[ASSIGNED TASK]: All of the data below should be written out exactly.

[DATA]:

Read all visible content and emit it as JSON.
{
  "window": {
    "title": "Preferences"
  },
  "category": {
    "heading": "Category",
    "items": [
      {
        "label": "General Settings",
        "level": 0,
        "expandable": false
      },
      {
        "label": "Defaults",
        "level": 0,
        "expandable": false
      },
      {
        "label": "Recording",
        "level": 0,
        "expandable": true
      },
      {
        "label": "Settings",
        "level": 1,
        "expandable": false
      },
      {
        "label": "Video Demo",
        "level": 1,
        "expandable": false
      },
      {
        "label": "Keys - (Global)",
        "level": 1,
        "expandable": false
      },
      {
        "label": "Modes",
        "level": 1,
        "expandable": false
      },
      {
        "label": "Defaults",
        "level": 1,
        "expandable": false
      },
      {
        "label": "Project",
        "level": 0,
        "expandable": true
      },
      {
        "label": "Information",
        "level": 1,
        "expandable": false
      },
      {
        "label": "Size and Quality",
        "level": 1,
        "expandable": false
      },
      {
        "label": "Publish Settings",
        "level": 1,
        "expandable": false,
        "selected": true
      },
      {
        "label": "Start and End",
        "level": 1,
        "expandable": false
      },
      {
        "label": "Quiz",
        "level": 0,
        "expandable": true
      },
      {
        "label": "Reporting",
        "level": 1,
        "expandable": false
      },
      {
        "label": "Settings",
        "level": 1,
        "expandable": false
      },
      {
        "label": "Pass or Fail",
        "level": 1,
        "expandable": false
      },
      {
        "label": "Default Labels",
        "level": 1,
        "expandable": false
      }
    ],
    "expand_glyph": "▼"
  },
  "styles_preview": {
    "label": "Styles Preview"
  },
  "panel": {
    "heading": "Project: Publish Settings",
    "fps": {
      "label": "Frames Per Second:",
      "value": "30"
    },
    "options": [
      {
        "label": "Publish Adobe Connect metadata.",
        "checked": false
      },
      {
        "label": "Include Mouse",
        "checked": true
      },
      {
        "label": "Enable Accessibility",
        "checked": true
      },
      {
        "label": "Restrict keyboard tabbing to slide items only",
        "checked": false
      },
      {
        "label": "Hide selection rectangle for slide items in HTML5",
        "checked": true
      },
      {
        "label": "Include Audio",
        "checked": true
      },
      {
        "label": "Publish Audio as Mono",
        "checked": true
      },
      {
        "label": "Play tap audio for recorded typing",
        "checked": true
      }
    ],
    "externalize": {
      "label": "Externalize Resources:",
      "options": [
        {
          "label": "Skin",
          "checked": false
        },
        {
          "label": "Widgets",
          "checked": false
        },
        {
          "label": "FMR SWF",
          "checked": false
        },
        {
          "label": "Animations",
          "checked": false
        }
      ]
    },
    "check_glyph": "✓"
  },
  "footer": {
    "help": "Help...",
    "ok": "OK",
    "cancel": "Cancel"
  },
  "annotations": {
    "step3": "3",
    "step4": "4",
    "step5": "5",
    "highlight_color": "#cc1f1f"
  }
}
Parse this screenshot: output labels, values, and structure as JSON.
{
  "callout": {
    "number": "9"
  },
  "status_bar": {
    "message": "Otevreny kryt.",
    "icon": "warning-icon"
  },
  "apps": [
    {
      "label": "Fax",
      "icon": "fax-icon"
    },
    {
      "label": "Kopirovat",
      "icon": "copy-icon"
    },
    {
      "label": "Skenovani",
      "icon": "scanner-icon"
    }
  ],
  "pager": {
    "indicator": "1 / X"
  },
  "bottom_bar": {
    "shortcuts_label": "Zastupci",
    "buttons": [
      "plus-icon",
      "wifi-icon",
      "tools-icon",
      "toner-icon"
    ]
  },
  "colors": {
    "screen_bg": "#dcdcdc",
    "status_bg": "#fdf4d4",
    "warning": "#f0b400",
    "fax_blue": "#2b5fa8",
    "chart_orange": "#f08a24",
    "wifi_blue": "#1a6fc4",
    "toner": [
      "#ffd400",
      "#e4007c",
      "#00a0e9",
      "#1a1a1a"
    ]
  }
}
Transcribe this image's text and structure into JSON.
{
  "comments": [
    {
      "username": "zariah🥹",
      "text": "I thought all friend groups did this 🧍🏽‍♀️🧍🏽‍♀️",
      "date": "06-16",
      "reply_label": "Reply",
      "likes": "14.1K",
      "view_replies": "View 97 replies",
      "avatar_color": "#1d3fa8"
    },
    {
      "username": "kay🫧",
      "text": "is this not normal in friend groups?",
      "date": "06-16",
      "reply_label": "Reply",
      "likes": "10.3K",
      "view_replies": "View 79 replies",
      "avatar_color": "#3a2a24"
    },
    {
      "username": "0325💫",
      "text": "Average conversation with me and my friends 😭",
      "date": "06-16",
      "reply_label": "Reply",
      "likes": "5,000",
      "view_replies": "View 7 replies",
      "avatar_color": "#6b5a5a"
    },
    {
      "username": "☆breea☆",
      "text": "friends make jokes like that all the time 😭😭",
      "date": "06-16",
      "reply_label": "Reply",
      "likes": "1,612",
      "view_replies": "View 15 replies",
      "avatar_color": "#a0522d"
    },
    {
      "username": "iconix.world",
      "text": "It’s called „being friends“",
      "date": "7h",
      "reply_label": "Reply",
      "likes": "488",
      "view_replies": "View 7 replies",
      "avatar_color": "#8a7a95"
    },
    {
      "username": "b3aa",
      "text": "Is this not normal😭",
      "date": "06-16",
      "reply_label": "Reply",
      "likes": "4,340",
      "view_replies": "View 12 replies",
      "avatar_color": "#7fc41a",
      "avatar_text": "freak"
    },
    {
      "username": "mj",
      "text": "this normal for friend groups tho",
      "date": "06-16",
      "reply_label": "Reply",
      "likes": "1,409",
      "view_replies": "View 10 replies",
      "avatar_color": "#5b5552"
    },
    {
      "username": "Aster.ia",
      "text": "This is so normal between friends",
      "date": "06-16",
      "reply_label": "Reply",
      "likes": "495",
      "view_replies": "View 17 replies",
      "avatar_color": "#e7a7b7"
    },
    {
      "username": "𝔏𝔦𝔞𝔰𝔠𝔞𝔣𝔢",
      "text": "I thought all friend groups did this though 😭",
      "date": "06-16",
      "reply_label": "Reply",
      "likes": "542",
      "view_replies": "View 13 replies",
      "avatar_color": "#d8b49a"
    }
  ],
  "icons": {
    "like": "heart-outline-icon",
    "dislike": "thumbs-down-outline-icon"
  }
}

[WRITTEN ANSWER]:
Read all visible content and emit it as JSON.
{
  "window": {
    "title": "Preferences"
  },
  "category": {
    "heading": "Category",
    "items": [
      {
        "label": "General Settings",
        "level": 0,
        "expandable": false
      },
      {
        "label": "Defaults",
        "level": 0,
        "expandable": false
      },
      {
        "label": "Recording",
        "level": 0,
        "expandable": true
      },
      {
        "label": "Settings",
        "level": 1,
        "expandable": false
      },
      {
        "label": "Video Demo",
        "level": 1,
        "expandable": false
      },
      {
        "label": "Keys - (Global)",
        "level": 1,
        "expandable": false
      },
      {
        "label": "Modes",
        "level": 1,
        "expandable": false
      },
      {
        "label": "Defaults",
        "level": 1,
        "expandable": false
      },
      {
        "label": "Project",
        "level": 0,
        "expandable": true
      },
      {
        "label": "Information",
        "level": 1,
        "expandable": false
      },
      {
        "label": "Size and Quality",
        "level": 1,
        "expandable": false
      },
      {
        "label": "Publish Settings",
        "level": 1,
        "expandable": false,
        "selected": true
      },
      {
        "label": "Start and End",
        "level": 1,
        "expandable": false
      },
      {
        "label": "Quiz",
        "level": 0,
        "expandable": true
      },
      {
        "label": "Reporting",
        "level": 1,
        "expandable": false
      },
      {
        "label": "Settings",
        "level": 1,
        "expandable": false
      },
      {
        "label": "Pass or Fail",
        "level": 1,
        "expandable": false
      },
      {
        "label": "Default Labels",
        "level": 1,
        "expandable": false
      }
    ],
    "expand_glyph": "▼"
  },
  "styles_preview": {
    "label": "Styles Preview"
  },
  "panel": {
    "heading": "Project: Publish Settings",
    "fps": {
      "label": "Frames Per Second:",
      "value": "30"
    },
    "options": [
      {
        "label": "Publish Adobe Connect metadata.",
        "checked": false
      },
      {
        "label": "Include Mouse",
        "checked": true
      },
      {
        "label": "Enable Accessibility",
        "checked": true
      },
      {
        "label": "Restrict keyboard tabbing to slide items only",
        "checked": false
      },
      {
        "label": "Hide selection rectangle for slide items in HTML5",
        "checked": true
      },
      {
        "label": "Include Audio",
        "checked": true
      },
      {
        "label": "Publish Audio as Mono",
        "checked": true
      },
      {
        "label": "Play tap audio for recorded typing",
        "checked": true
      }
    ],
    "externalize": {
      "label": "Externalize Resources:",
      "options": [
        {
          "label": "Skin",
          "checked": false
        },
        {
          "label": "Widgets",
          "checked": false
        },
        {
          "label": "FMR SWF",
          "checked": false
        },
        {
          "label": "Animations",
          "checked": false
        }
      ]
    },
    "check_glyph": "✓"
  },
  "footer": {
    "help": "Help...",
    "ok": "OK",
    "cancel": "Cancel"
  },
  "annotations": {
    "step3": "3",
    "step4": "4",
    "step5": "5",
    "highlight_color": "#cc1f1f"
  }
}
Parse this screenshot: output labels, values, and structure as JSON.
{
  "callout": {
    "number": "9"
  },
  "status_bar": {
    "message": "Otevreny kryt.",
    "icon": "warning-icon"
  },
  "apps": [
    {
      "label": "Fax",
      "icon": "fax-icon"
    },
    {
      "label": "Kopirovat",
      "icon": "copy-icon"
    },
    {
      "label": "Skenovani",
      "icon": "scanner-icon"
    }
  ],
  "pager": {
    "indicator": "1 / X"
  },
  "bottom_bar": {
    "shortcuts_label": "Zastupci",
    "buttons": [
      "plus-icon",
      "wifi-icon",
      "tools-icon",
      "toner-icon"
    ]
  },
  "colors": {
    "screen_bg": "#dcdcdc",
    "status_bg": "#fdf4d4",
    "warning": "#f0b400",
    "fax_blue": "#2b5fa8",
    "chart_orange": "#f08a24",
    "wifi_blue": "#1a6fc4",
    "toner": [
      "#ffd400",
      "#e4007c",
      "#00a0e9",
      "#1a1a1a"
    ]
  }
}
Transcribe this image's text and structure into JSON.
{
  "comments": [
    {
      "username": "zariah🥹",
      "text": "I thought all friend groups did this 🧍🏽‍♀️🧍🏽‍♀️",
      "date": "06-16",
      "reply_label": "Reply",
      "likes": "14.1K",
      "view_replies": "View 97 replies",
      "avatar_color": "#1d3fa8"
    },
    {
      "username": "kay🫧",
      "text": "is this not normal in friend groups?",
      "date": "06-16",
      "reply_label": "Reply",
      "likes": "10.3K",
      "view_replies": "View 79 replies",
      "avatar_color": "#3a2a24"
    },
    {
      "username": "0325💫",
      "text": "Average conversation with me and my friends 😭",
      "date": "06-16",
      "reply_label": "Reply",
      "likes": "5,000",
      "view_replies": "View 7 replies",
      "avatar_color": "#6b5a5a"
    },
    {
      "username": "☆breea☆",
      "text": "friends make jokes like that all the time 😭😭",
      "date": "06-16",
      "reply_label": "Reply",
      "likes": "1,612",
      "view_replies": "View 15 replies",
      "avatar_color": "#a0522d"
    },
    {
      "username": "iconix.world",
      "text": "It’s called „being friends“",
      "date": "7h",
      "reply_label": "Reply",
      "likes": "488",
      "view_replies": "View 7 replies",
      "avatar_color": "#8a7a95"
    },
    {
      "username": "b3aa",
      "text": "Is this not normal😭",
      "date": "06-16",
      "reply_label": "Reply",
      "likes": "4,340",
      "view_replies": "View 12 replies",
      "avatar_color": "#7fc41a",
      "avatar_text": "freak"
    },
    {
      "username": "mj",
      "text": "this normal for friend groups tho",
      "date": "06-16",
      "reply_label": "Reply",
      "likes": "1,409",
      "view_replies": "View 10 replies",
      "avatar_color": "#5b5552"
    },
    {
      "username": "Aster.ia",
      "text": "This is so normal between friends",
      "date": "06-16",
      "reply_label": "Reply",
      "likes": "495",
      "view_replies": "View 17 replies",
      "avatar_color": "#e7a7b7"
    },
    {
      "username": "𝔏𝔦𝔞𝔰𝔠𝔞𝔣𝔢",
      "text": "I thought all friend groups did this though 😭",
      "date": "06-16",
      "reply_label": "Reply",
      "likes": "542",
      "view_replies": "View 13 replies",
      "avatar_color": "#d8b49a"
    }
  ],
  "icons": {
    "like": "heart-outline-icon",
    "dislike": "thumbs-down-outline-icon"
  }
}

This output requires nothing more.